Ultimately, he altered the height of the panel so the window wasn’t obstructed by the landing between flights. LED lighting was installed throughout the glazed balustrades and a bay tree, to signify the property’s name, was etched into one of the panels.
“I would say that the approach to the house at night is one of my favourite parts of the project,” says Joe.
“When you come down the drive and see this feature lit up through the glazed window, combined with the four external lights illuminating the house, it’s a very satisfying moment.”
Despite having a modest budget set for the renovation works, Joe was adamant this wouldn’t compromise the quality of products he specified or stop him from paying close attention to the finer details.
The couple cut costs where they could by salvaging materials and got creative with how they used them, too. “The decking we installed at the rear of the extension was crafted from scaffold boards,” says Joe.
“In the family bathroom and ensuite we used brick slips to give the appearance of authentic masonry but at a fraction of the cost.”
Each room within the property was carefully considered with great attention to detail, and where budget allowed, a few little luxuries were thrown in.
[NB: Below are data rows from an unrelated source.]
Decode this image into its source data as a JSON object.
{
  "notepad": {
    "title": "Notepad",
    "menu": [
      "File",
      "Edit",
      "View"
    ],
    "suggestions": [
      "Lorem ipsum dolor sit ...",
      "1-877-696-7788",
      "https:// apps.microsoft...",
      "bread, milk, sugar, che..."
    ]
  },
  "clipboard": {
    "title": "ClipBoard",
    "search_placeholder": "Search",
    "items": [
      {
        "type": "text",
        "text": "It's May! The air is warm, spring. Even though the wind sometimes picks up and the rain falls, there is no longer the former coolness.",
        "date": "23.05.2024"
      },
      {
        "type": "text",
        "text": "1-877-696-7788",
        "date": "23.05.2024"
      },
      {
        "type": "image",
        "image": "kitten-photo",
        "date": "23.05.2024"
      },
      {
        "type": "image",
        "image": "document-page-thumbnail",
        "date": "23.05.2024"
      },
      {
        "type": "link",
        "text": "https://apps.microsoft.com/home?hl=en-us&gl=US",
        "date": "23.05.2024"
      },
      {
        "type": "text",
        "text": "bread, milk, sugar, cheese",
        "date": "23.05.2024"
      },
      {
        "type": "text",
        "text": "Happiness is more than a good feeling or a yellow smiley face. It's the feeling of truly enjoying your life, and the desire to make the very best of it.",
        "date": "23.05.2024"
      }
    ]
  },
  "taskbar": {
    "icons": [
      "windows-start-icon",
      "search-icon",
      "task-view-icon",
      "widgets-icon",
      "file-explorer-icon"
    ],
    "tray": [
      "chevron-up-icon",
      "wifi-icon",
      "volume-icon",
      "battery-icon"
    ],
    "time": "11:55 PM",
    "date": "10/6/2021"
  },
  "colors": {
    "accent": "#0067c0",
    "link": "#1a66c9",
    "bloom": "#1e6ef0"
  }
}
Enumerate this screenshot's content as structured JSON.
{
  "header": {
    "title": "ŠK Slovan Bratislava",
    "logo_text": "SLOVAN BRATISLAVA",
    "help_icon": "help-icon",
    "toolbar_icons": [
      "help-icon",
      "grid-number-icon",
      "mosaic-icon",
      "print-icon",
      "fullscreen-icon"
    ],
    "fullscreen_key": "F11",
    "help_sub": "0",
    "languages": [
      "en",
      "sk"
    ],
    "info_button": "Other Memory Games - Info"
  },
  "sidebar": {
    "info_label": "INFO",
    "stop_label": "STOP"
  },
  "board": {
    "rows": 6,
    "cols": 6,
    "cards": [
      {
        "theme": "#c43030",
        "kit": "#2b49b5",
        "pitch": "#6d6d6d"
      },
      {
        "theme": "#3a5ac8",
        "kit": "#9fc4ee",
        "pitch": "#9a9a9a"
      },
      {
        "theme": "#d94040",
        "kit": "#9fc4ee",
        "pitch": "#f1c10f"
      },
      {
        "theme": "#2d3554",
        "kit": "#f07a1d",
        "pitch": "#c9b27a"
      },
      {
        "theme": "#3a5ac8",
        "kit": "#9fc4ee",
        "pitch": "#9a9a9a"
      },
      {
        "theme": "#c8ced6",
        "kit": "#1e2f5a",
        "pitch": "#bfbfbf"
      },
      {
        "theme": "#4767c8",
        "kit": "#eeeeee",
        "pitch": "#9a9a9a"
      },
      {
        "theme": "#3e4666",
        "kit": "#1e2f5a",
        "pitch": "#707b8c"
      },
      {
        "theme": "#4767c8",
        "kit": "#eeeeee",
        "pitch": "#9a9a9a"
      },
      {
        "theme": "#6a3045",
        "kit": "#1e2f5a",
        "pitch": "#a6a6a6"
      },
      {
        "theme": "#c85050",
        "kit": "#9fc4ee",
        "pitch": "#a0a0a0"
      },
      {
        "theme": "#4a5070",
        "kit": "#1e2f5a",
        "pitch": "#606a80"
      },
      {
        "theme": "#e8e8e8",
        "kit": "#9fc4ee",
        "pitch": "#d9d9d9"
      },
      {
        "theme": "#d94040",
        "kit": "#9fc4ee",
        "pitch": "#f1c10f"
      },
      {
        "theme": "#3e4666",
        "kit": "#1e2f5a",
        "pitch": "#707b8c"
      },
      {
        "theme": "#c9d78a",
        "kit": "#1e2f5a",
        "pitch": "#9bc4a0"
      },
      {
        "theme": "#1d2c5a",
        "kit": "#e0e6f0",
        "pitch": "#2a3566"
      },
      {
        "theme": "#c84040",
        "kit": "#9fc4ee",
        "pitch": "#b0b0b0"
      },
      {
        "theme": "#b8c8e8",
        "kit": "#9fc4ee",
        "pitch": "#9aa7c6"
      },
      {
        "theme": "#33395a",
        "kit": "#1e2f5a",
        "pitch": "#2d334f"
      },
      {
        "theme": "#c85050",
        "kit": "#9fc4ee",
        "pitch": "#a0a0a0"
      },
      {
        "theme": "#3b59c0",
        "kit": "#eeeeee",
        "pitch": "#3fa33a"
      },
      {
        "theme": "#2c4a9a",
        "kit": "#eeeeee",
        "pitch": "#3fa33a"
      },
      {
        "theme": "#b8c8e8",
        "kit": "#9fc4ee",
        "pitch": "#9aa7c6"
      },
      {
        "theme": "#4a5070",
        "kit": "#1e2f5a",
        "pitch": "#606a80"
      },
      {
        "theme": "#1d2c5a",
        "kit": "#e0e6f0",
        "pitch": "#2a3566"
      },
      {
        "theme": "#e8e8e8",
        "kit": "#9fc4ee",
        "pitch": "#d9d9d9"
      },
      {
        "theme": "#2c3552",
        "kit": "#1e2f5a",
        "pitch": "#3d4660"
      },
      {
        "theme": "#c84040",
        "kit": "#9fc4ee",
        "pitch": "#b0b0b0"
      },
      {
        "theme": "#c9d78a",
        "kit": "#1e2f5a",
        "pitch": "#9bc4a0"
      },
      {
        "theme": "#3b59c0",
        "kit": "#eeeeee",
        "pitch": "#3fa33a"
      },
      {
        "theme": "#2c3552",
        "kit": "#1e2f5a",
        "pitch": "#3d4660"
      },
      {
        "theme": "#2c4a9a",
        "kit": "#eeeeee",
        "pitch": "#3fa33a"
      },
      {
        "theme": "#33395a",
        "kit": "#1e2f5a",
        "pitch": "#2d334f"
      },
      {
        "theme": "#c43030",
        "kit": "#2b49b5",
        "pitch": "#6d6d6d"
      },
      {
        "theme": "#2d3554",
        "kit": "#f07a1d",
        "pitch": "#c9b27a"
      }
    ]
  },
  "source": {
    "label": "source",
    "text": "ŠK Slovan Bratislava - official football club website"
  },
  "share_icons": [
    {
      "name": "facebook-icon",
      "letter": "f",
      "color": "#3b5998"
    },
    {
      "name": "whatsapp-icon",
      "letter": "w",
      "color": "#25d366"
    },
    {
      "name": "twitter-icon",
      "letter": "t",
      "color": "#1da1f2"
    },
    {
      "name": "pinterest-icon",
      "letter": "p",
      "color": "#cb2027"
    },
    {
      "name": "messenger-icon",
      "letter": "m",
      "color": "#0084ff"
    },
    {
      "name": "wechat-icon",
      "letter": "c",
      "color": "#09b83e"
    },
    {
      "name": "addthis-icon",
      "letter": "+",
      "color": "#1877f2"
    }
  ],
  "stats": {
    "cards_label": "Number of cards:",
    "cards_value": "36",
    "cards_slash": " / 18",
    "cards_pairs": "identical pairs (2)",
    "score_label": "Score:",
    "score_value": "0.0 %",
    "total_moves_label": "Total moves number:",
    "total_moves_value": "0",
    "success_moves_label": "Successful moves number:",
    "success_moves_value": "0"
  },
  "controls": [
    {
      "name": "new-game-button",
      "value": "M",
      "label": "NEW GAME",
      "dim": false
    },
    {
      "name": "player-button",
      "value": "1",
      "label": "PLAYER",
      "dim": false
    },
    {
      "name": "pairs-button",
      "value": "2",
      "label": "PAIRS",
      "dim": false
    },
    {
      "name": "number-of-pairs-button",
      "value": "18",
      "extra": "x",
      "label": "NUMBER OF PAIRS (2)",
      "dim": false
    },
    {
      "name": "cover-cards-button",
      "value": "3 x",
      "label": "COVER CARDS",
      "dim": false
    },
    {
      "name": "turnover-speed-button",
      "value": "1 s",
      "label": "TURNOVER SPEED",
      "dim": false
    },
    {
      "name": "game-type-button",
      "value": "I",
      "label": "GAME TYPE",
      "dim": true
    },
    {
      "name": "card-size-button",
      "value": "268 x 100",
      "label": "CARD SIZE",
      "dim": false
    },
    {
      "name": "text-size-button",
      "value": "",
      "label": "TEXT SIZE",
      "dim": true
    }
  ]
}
For instance, the family bathroom features a walk-in shower/steam room, complete with a hub-wired sound system that controls music throughout the kitchen, lounge and main bedroom.
Low energy lighting has been installed in each room and in the kitchen, LEDs have been positioned to cater for all scenarios. “The lighting is definitely one of my favourite aspects of the internal modifications,” says Joe.
“One illumination zone has been installed specifically for family meals around the table and another sequence of LED downlighters are for if you are playing cards.”
Building a family home for the life you want to live is by far one of the greatest opportunities for any willing self builder, but it can still have its drawbacks.
Despite feeling very relieved about moving into the property in time for Christmas, the family has had to make a lot of sacrifices over the past year, and Joe admits he does feel that he missed out on a lot of their child’s first year.
He says if he were to do another renovation or take on a self build, it would be far less intense and conducted at a much more leisurely pace.
Indeed, having welcomed their third child last year, Joe and Rachel are now both beginning to see what they could have done differently.
For instance, the Brazilian slate floor tiles that were chosen to tie in with the anthracite window frames were right for the property but not practical for the footfall they have.
With three children and three dogs, the dark floor highlights any bit of dust or dirt. “This
is something we would have changed, looking back,” says Joe.
Regardless of the limited pot Rachel and Joe had available to fund their renovation project, the pair have demonstrated that being rich in vision pays dividends when making a budget stretch further.
“We have custom built our first family home,” says Joe. “And there’s not a single aspect that hasn’t been geared towards our household’s needs. This is what has made the experience all worthwhile.”